Our #MoralAgenda: Reviving the Soul of America
By Rev. Dr. Katharine Rhodes Henderson
Today, I took my place in the movement to revive the soul of America. In the morning of September 12, we joined the crowd that gathered at First Baptist in Raleigh, North Carolina—activists, preachers, rabbis, students, workers—to dream the dream forward as one of 31 cities across the country where folks like us engaged in a #MoralDayofAction.
We were there with the Rev. Dr. William Barber II to call America to conscience on the dignity of all of God’s children through policies to support income equality and a living wage, welcome to the stranger through just immigration, care for the earth our home, a redress of mass incarceration, an end to Islamophobia, and access to excellent public education for all.

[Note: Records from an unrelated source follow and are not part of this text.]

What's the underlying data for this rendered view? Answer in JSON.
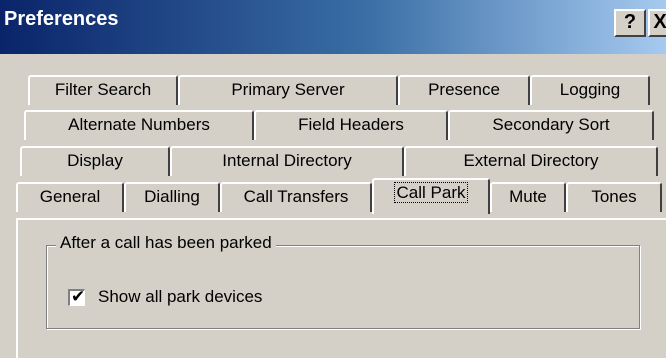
{
  "window": {
    "title": "Preferences",
    "help_label": "?",
    "close_label": "X"
  },
  "tabs": {
    "rows": [
      [
        "Filter Search",
        "Primary Server",
        "Presence",
        "Logging"
      ],
      [
        "Alternate Numbers",
        "Field Headers",
        "Secondary Sort"
      ],
      [
        "Display",
        "Internal Directory",
        "External Directory"
      ],
      [
        "General",
        "Dialling",
        "Call Transfers",
        "Call Park",
        "Mute",
        "Tones"
      ]
    ],
    "selected": "Call Park"
  },
  "call_park": {
    "group_title": "After a call has been parked",
    "show_all_devices": {
      "label": "Show all park devices",
      "checked": true
    }
  }
}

We encircled the State Capital in silence, hearing the whispers of the ancestors and the blood of the departed crying out from the ground, as well as the voices of those in greatest need in our own time. They emboldened us to speak, to listen to testimony, and to sing together. Accompanied by the blowing of the Shofar, the prayers on the day of the celebration of Eid and a lone saxophone we began chanting in unison and marching to deliver our moral agenda to the Governor inside the State Capital.
We believe that the people have a place in the Governor’s House, but despite notification weeks before of our desire to deliver a document laying out our moral agenda, no one welcomed us or took our petition. In fact, a physical barrier had been recently erected beyond which we could not pass. We were directed to the Governor’s administrative offices some blocks away but even there we found no welcome—our previous written communications could not be found. And so we left requesting a meeting with Governor McCrory. “We who believe in freedom cannot rest….” You know the song!
Over the course of the day, voices from across every sector of our country were invited to witness to their particular passions for justice. That is the anti-elitist nature of this movement – that each of us is called to witness to the truth that we are all God’s beloved children. Asked to close out the day, I offered this blessing, this charge.
“May you go forth with courage not fear. May your heart, and hands and feet move to the rhythm of justice with love. And may the power of the Spirit bind us together in community both this day and in all the days ahead.”
May it be so.
Rev. Dr. Katharine Rhodes Henderson is President of Auburn Seminary. Which Voices leave you wanting to hear more? Email us ideas for interviews at firstname.lastname@example.org.